We reassure Gilbert Declercq that there are only three of us this time and we will behave nicely.

In the belfry of Tienen

The entrance to the tower is located on the narrow Staircase Street. To be precise, the door sits a little more than a meter above the street with a short steep staircase in front of it. Directly behind the door, a spiral staircase spins up into one of the two original towers of the west block built in the early 13th century. In 1221, Tienen received a huge gift from Duke Henry the First for this purpose. He is remorseful that his troops destroyed Tienen on their way to Liege. He probably hoped to earn an indulgence with this by donating money for the construction of the west building of St. Germain’s church that had begun a few years earlier. (Tienen belongs to Brabant and is close to the Diocese of Liege). This west building is built in front of the Romanesque church. The style is Maas Romanesque.

One storey of these two towers was removed in 1514 for the construction of a taller central tower. In the process, the two old towers were given a gable roof. The released material was reused and supplemented with chalk limestone from an open-air quarry 12 kilometers from Tienen. This material was used because it is relatively light and easily machined. In order to build the square central tower, the west block had to be reinforced. This came at the expense of the gallery.

The church has been ravaged by fire several times in its history. And even today, a catastrophic fire still lurks. This mainly because of the way the tower was rebuilt. Lots of wood and only the second floor rests on a stone vault. All other floors are wood. Gilbert explains that to minimize the risk as much as possible for this reason, all doors and connecting doors are fitted with locks.

To the top!

After a detailed explanation at the carillon and the hour mechanism, we are left with the challenge we set ourselves: how high can we go into the peak? Gilbert warns us, “no one has been up there for a long time. It is indeed dusty and here and there is no light. Ladder after ladder we come higher and higher. The fire watch floor has a toilet despite its height. The view in all directions is beautiful but we can go even higher. Also at the height of the clock are windows to all four directions of the wind.
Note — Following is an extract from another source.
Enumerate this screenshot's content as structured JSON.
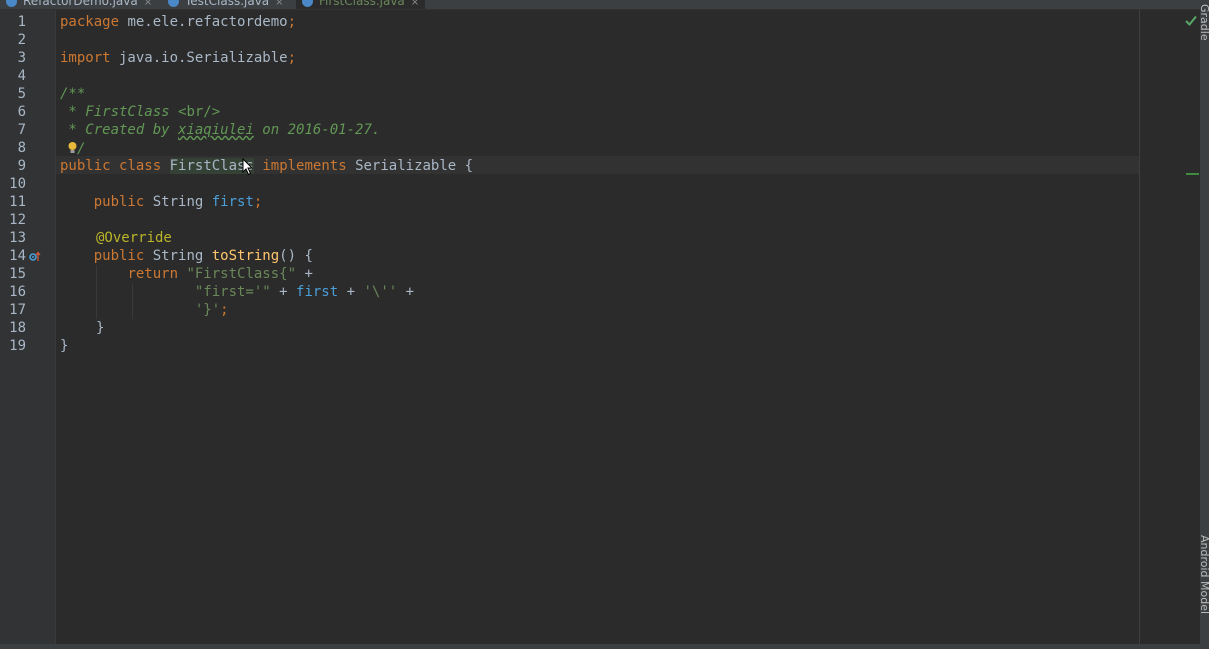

From one window we have a beautiful view of the roof of the ship. It is Bert who eventually taps the top bar first. Mission accomplished.

Eric Cornelissen

Eric Cornelissen

Wanneer het was is niet meer bekend maar tijdens een editie van de Gentse Feesten ontstond de interesse in de geschiedenis en de betekenis van Belforts. Met een vette knipoog naar Reinhold Messner die als eerste de veertien hoogste toppen van de wereld beklom moest iemand maar eens de eerste zijn die alle belforten van de Lage Landen gaat beklimmen! Pas later werd duidelijk dat het er geen 14 maar 56 zijn. Die Messner had het maar makkelijk.

Singing towers

Want to read more about Flemish carillons? If so, the book “Singing Towers” by Andreas Dill and Luc Rombouts is highly recommended. It is available at BOL.COM.